Thursday, July 21, 2011


From today's Tennessean...

Coal ash: headed for your landfill?
House undercuts EPA effort to reach answer on waste

After the 2008 Kingston, Tenn., coal ash disaster, there was hope that the U.S. Environmental Protection Agency would finally address the dangers associated with toxic coal ash waste.

That hope began to fade when EPA published an ambivalent draft rule more than a year ago. Although EPA has engaged in a rigorous process of evaluating the law, science and economics of coal ash regulations while reviewing the substantial public input in response to last spring’s proposal, actual progress toward a final rule of any kind is slow, and some in Congress want progress to stop entirely.

Coal ash, the waste left behind after coal is burned, is laden with heavy metals such as mercury, arsenic, chromium and selenium. For generations, coal ash has been dumped in unlined ponds and landfills where toxic substances enter ground and surface water. In spring 2010, EPA proposed two regulatory options to address this problem: One would treat coal ash as hazardous waste, the other would merely issue voluntary guidelines that utilities could choose to ignore without threat of federal enforcement.

EPA’s final rule is still pending, as they consider thousands of scientific documents and hundreds of thousands of public comments, including many from Tennesseans expressing personal understanding of the need to comprehensively regulate coal ash.
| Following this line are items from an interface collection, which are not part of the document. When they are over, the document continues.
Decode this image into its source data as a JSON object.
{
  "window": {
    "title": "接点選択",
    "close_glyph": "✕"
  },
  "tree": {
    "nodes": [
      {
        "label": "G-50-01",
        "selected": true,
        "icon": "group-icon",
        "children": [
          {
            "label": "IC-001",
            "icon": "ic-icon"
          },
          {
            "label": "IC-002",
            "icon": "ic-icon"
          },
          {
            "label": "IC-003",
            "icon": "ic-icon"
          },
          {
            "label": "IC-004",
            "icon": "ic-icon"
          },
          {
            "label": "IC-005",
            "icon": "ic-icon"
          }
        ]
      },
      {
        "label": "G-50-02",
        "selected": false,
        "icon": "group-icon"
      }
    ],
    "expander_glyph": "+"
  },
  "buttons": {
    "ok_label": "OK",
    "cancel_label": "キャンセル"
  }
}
Now, instead of letting EPA finish the process, Congress is engaging in politically motivated attempts to undermine the agency’s work. Last week, the U.S. House of Representatives’ Energy and Commerce Committee passed a bill to prohibit EPA from adequately dealing with coal ash. Committee member Marsha Blackburn, R-Tenn., is supporting the charge against coal ash regulation, which comes as no surprise given her staunch anti-environmental views, but, given the dozens of risky coal ash sites in this state, is directly opposed to the interests of Tennesseans.

Congress’ unnecessary intrusion not only pre-empts the rulemaking process before completion, it also undermines critical scientific inquiry and transparency inherent in the EPA process. The votes of Rep. Blackburn and others on the committee are an affront to residents of Tennessee who experienced firsthand the disastrous 2008 Tennessee Valley Authority Kingston coal ash spill and still face damage and threats from other coal ash sites across the state.

Citizen groups form

Make no mistake: People in Tennessee have been vocal about their concerns. A group in East Tennessee held a public meeting last fall unanimously calling for strong hazardous-waste regulations; hundreds more attended an EPA-sponsored hearing in Knoxville. In Middle Tennessee, a group has formed in Humphreys County, in part to investigate the impacts of coal ash from TVA’s New Johnsonville plant. A state bill was recently offered in Nashville to improve control of the dozens of risky coal ash sites in the state, but was stymied by interference from the Tennessee Chamber of Commerce.

Some institutions, including the Tennessee Chamber of Commerce, utilities that produce coal ash and anti-environmental crusaders like Rep. Blackburn flatly oppose rules to tightly regulate the waste. Yet, whether or not you support strict coal ash protections, and whether or not you live near one of Tennessee’s many ash ponds, you should reject the idea of congressional action to undermine the rulemaking processes.

It is simply unacceptable for Congress to ignore science and the voices of people from Kingston, New Johnsonville and other communities burdened by coal ash.